Amihai Grosz began his viola studies at the age of twelve, initially with David Chen at the Jerusalem Academy of Music, later continuing with Tabea Zimmermann in Berlin at the Academy of Music “Hanns Eisler” and with Haim Taub at the Keshet Eilon Music Center in Israel. In September 2010 he was appointed first principal viola of the Berliner Philharmoniker. As a concert soloist he has already appeared with various renowned orchestras like the Jerusalem Symphony Orchestra, the Israel and the Munich Chamber Orchestras and the Berlin Staatskapelle. Amihai Grosz is a founding member of the Jerusalem String Quartet. His chamber music partners include Mitsuko Uchida, Yefim Bronfman, Tabea Zimmermann, Guy Braunstein, Emmanuel Pahud, Steven Isserlis as well as the Guarneri and the Vermeer Quartets.

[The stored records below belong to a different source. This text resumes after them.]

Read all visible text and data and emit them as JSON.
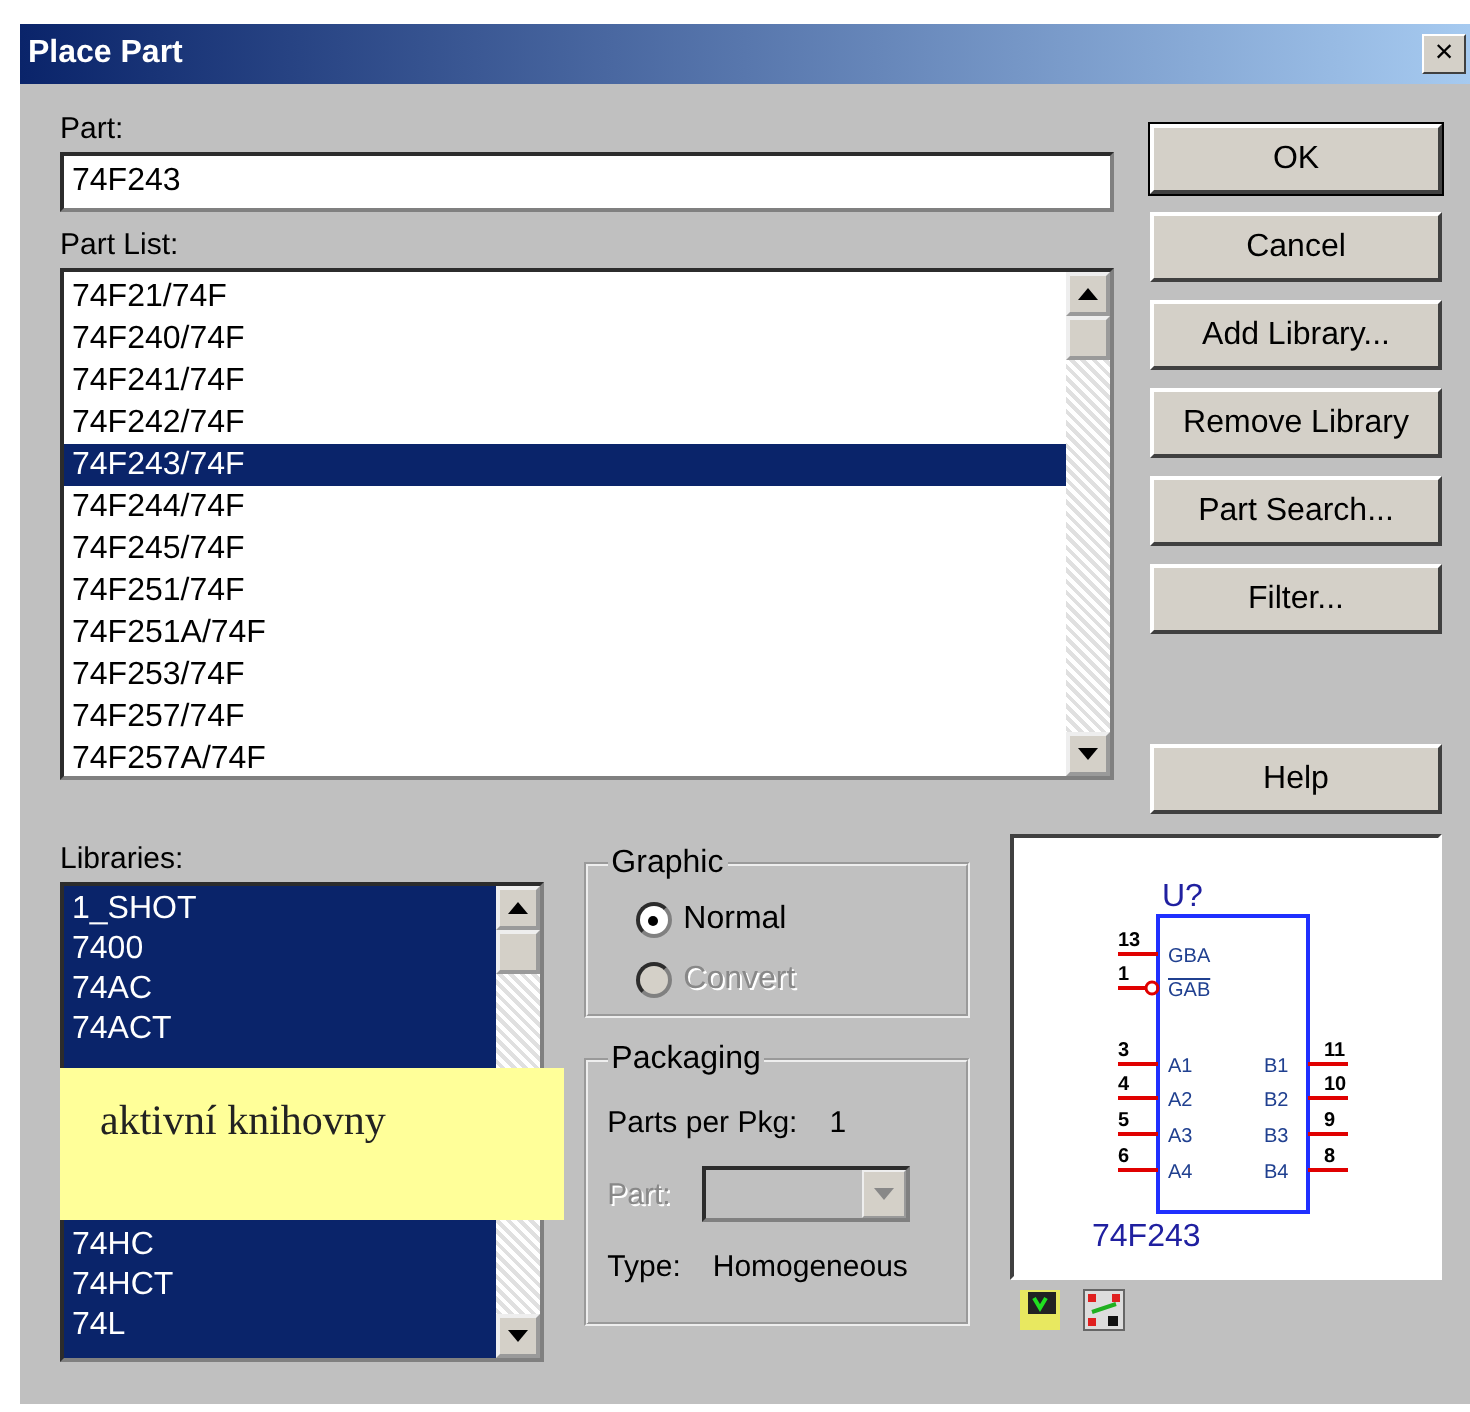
{
  "window": {
    "title": "Place Part",
    "close": "×"
  },
  "part": {
    "label": "Part:",
    "value": "74F243"
  },
  "part_list": {
    "label": "Part List:",
    "items": [
      {
        "text": "74F21/74F",
        "selected": false
      },
      {
        "text": "74F240/74F",
        "selected": false
      },
      {
        "text": "74F241/74F",
        "selected": false
      },
      {
        "text": "74F242/74F",
        "selected": false
      },
      {
        "text": "74F243/74F",
        "selected": true
      },
      {
        "text": "74F244/74F",
        "selected": false
      },
      {
        "text": "74F245/74F",
        "selected": false
      },
      {
        "text": "74F251/74F",
        "selected": false
      },
      {
        "text": "74F251A/74F",
        "selected": false
      },
      {
        "text": "74F253/74F",
        "selected": false
      },
      {
        "text": "74F257/74F",
        "selected": false
      },
      {
        "text": "74F257A/74F",
        "selected": false
      }
    ]
  },
  "buttons": [
    {
      "label": "OK",
      "default": true
    },
    {
      "label": "Cancel",
      "default": false
    },
    {
      "label": "Add Library...",
      "default": false
    },
    {
      "label": "Remove Library",
      "default": false
    },
    {
      "label": "Part Search...",
      "default": false
    },
    {
      "label": "Filter...",
      "default": false
    },
    {
      "label": "Help",
      "default": false
    }
  ],
  "libraries": {
    "label": "Libraries:",
    "items_top": [
      {
        "text": "1_SHOT",
        "selected": true
      },
      {
        "text": "7400",
        "selected": true
      },
      {
        "text": "74AC",
        "selected": true
      },
      {
        "text": "74ACT",
        "selected": true
      }
    ],
    "items_bottom": [
      {
        "text": "74HC",
        "selected": true
      },
      {
        "text": "74HCT",
        "selected": true
      },
      {
        "text": "74L",
        "selected": true
      }
    ]
  },
  "callout": {
    "text": "aktivní knihovny"
  },
  "graphic": {
    "label": "Graphic",
    "options": [
      {
        "label": "Normal",
        "selected": true,
        "disabled": false
      },
      {
        "label": "Convert",
        "selected": false,
        "disabled": true
      }
    ]
  },
  "packaging": {
    "label": "Packaging",
    "parts_label": "Parts per Pkg:",
    "parts_value": "1",
    "part_label": "Part:",
    "part_disabled": true,
    "type_label": "Type:",
    "type_value": "Homogeneous"
  },
  "preview": {
    "ref": "U?",
    "name": "74F243",
    "left_pins": [
      {
        "number": "13",
        "label": "GBA",
        "inverted": false
      },
      {
        "number": "1",
        "label": "GAB",
        "inverted": true
      },
      {
        "number": "3",
        "label": "A1",
        "inverted": false
      },
      {
        "number": "4",
        "label": "A2",
        "inverted": false
      },
      {
        "number": "5",
        "label": "A3",
        "inverted": false
      },
      {
        "number": "6",
        "label": "A4",
        "inverted": false
      }
    ],
    "right_pins": [
      {
        "number": "11",
        "label": "B1"
      },
      {
        "number": "10",
        "label": "B2"
      },
      {
        "number": "9",
        "label": "B3"
      },
      {
        "number": "8",
        "label": "B4"
      }
    ]
  }
}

Ludwig Quandt was born into a family of professional musicians and began to play the cello when he was six. He later studied with Arthur Troester at the Lübeck Academy of Music where he earned his diploma in 1985 and passed his graduate exam with distinction in 1987. During and following his studies he attended masterclasses with Boris Pergamenschikow, Zara Nelsova, Maurice Gendron, Wolfgang Boettcher and Siegfried Palm. Among the competitions and prizes that he has won are the ARD Competition in Munich and the Premio Stradivari in Cremona. He twice took part in the Federal Republic’s Concerts for Young Artists. He joined the Berliner Philharmoniker in 1991 and has been the orchestra’s principal cellist since 1993. Alongside his orchestral work he also performs all over the world as a soloist and a chamber recitalist, not least as a member of various Philharmonic ensembles, including the 12 Cellists, the Philharmonic Stradivari Soloists and the Berlin Philharmonic Capriccio.

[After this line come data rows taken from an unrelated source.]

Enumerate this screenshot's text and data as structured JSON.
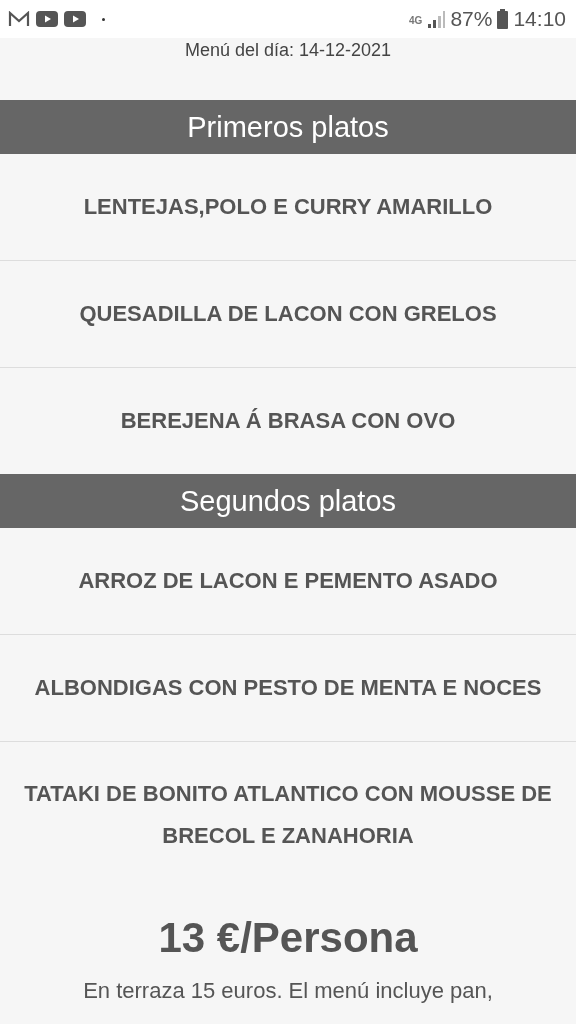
{
  "status_bar": {
    "network": "4G",
    "battery": "87%",
    "time": "14:10"
  },
  "menu_date": "Menú del día: 14-12-2021",
  "sections": [
    {
      "title": "Primeros platos",
      "dishes": [
        "LENTEJAS,POLO E CURRY AMARILLO",
        "QUESADILLA DE LACON CON GRELOS",
        "BEREJENA Á BRASA CON OVO"
      ]
    },
    {
      "title": "Segundos platos",
      "dishes": [
        "ARROZ DE LACON E PEMENTO ASADO",
        "ALBONDIGAS CON PESTO DE MENTA E NOCES",
        "TATAKI DE BONITO ATLANTICO CON MOUSSE DE BRECOL E ZANAHORIA"
      ]
    }
  ],
  "price": "13 €/Persona",
  "note": "En terraza 15 euros. El menú incluye pan,"
}
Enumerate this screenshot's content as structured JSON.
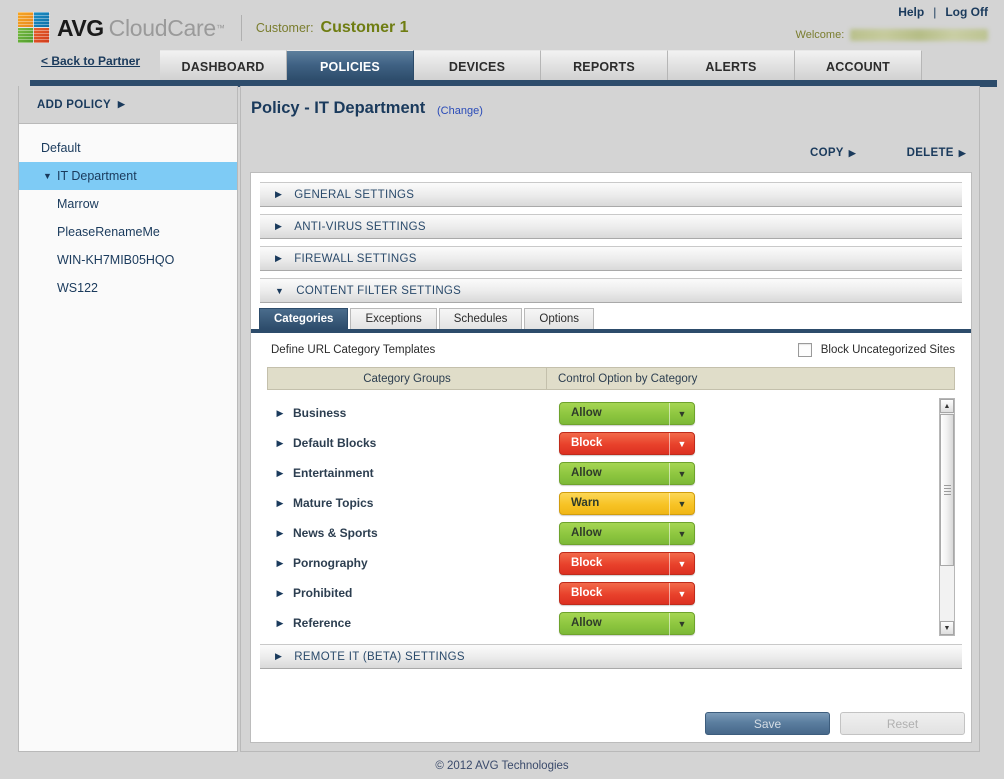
{
  "brand": {
    "logo_primary": "AVG",
    "logo_secondary": "CloudCare",
    "logo_tm": "™",
    "logo_icon": "avg-pinwheel-icon"
  },
  "header": {
    "customer_label": "Customer:",
    "customer_name": "Customer 1",
    "help_label": "Help",
    "separator": "|",
    "logoff_label": "Log Off",
    "welcome_label": "Welcome:",
    "welcome_value": "redacted.address@avg.com",
    "back_to_partner": "< Back to Partner"
  },
  "nav": {
    "tabs": [
      {
        "label": "DASHBOARD",
        "active": false
      },
      {
        "label": "POLICIES",
        "active": true
      },
      {
        "label": "DEVICES",
        "active": false
      },
      {
        "label": "REPORTS",
        "active": false
      },
      {
        "label": "ALERTS",
        "active": false
      },
      {
        "label": "ACCOUNT",
        "active": false
      }
    ]
  },
  "sidebar": {
    "add_policy_label": "ADD POLICY",
    "add_policy_arrow": "▶",
    "items": [
      {
        "label": "Default",
        "level": 0,
        "selected": false,
        "caret": ""
      },
      {
        "label": "IT Department",
        "level": 0,
        "selected": true,
        "caret": "▼"
      },
      {
        "label": "Marrow",
        "level": 1,
        "selected": false,
        "caret": ""
      },
      {
        "label": "PleaseRenameMe",
        "level": 1,
        "selected": false,
        "caret": ""
      },
      {
        "label": "WIN-KH7MIB05HQO",
        "level": 1,
        "selected": false,
        "caret": ""
      },
      {
        "label": "WS122",
        "level": 1,
        "selected": false,
        "caret": ""
      }
    ]
  },
  "main": {
    "title": "Policy - IT Department",
    "change_link": "(Change)",
    "copy_label": "COPY",
    "delete_label": "DELETE",
    "arrow_right": "▶",
    "arrow_down": "▼",
    "sections": [
      {
        "label": "GENERAL SETTINGS",
        "expanded": false
      },
      {
        "label": "ANTI-VIRUS SETTINGS",
        "expanded": false
      },
      {
        "label": "FIREWALL SETTINGS",
        "expanded": false
      },
      {
        "label": "CONTENT FILTER SETTINGS",
        "expanded": true
      }
    ],
    "remote_section": {
      "label": "REMOTE IT (BETA) SETTINGS",
      "expanded": false
    }
  },
  "content_filter": {
    "tabs": [
      {
        "label": "Categories",
        "active": true
      },
      {
        "label": "Exceptions",
        "active": false
      },
      {
        "label": "Schedules",
        "active": false
      },
      {
        "label": "Options",
        "active": false
      }
    ],
    "define_label": "Define URL Category Templates",
    "block_uncategorized_label": "Block Uncategorized Sites",
    "block_uncategorized_checked": false,
    "columns": [
      "Category Groups",
      "Control Option by Category"
    ],
    "rows": [
      {
        "name": "Business",
        "control": "Allow",
        "state": "allow"
      },
      {
        "name": "Default Blocks",
        "control": "Block",
        "state": "block"
      },
      {
        "name": "Entertainment",
        "control": "Allow",
        "state": "allow"
      },
      {
        "name": "Mature Topics",
        "control": "Warn",
        "state": "warn"
      },
      {
        "name": "News & Sports",
        "control": "Allow",
        "state": "allow"
      },
      {
        "name": "Pornography",
        "control": "Block",
        "state": "block"
      },
      {
        "name": "Prohibited",
        "control": "Block",
        "state": "block"
      },
      {
        "name": "Reference",
        "control": "Allow",
        "state": "allow"
      }
    ],
    "row_expand_arrow": "▶",
    "dropdown_arrow": "▼",
    "scrollbar": {
      "up_arrow": "▲",
      "down_arrow": "▼"
    }
  },
  "actions": {
    "save_label": "Save",
    "save_enabled": false,
    "reset_label": "Reset",
    "reset_enabled": false
  },
  "footer": {
    "copyright": "© 2012 AVG Technologies"
  },
  "colors": {
    "accent_dark_blue": "#2d4c6b",
    "link_blue": "#1a3a5c",
    "selected_row": "#7ecbf5",
    "allow_green": "#8dc63f",
    "block_red": "#e8412b",
    "warn_yellow": "#f7c325",
    "grid_header_tan": "#e0ddc9",
    "customer_olive": "#6f7d12"
  }
}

Donald Runnicles has been General Music Director of the Deutsche Oper Berlin since August 2009 and Chief Conductor of the BBC Scottish Symphony Orchestra since September 2009. He is also Music Director of the Grand Teton Music Festival and Principal Guest Conductor of the Atlanta Symphony Orchestra. Donald Runnicles was born in Scotland and educated in London and Cambridge. After first engagements at the theatres of Mannheim, Hanover and Freiburg, he became Music Director and Principal Conductor of the San Francisco Opera in 1992, a post he held until 2009. Since 1991 he works each year at the Vienna State Opera and has also led productions in the opera houses of Munich, Hamburg and Berlin, Milan, Paris and Zurich, and at festivals such as in Salzburg, Bayreuth and Glyndebourne. In concert, he is a frequent guest conductor of the BBC Symphony Orchestra, the North German Radio Orchestra, Hamburg (NDR), and Bavarian Radio Orchestra, Munich, as well as the Orchestre de Paris, the Staatskapelle Dresden and leading U.S. orchestras. He appears annually in Great Britain at both the BBC London Proms and the Edinburgh Festival. Since his debut in November 2003 with Britten’s War Requiem Donald Runnicles has returned regularly as guest conductor to the Berliner Philharmoniker. His last performance with the orchestra was in December 2009, when he conducted works by Sebastian Currier and Johannes Brahms. Among his awards are the Order of the British Empire (2004) and an honorary degree from Edinburgh University.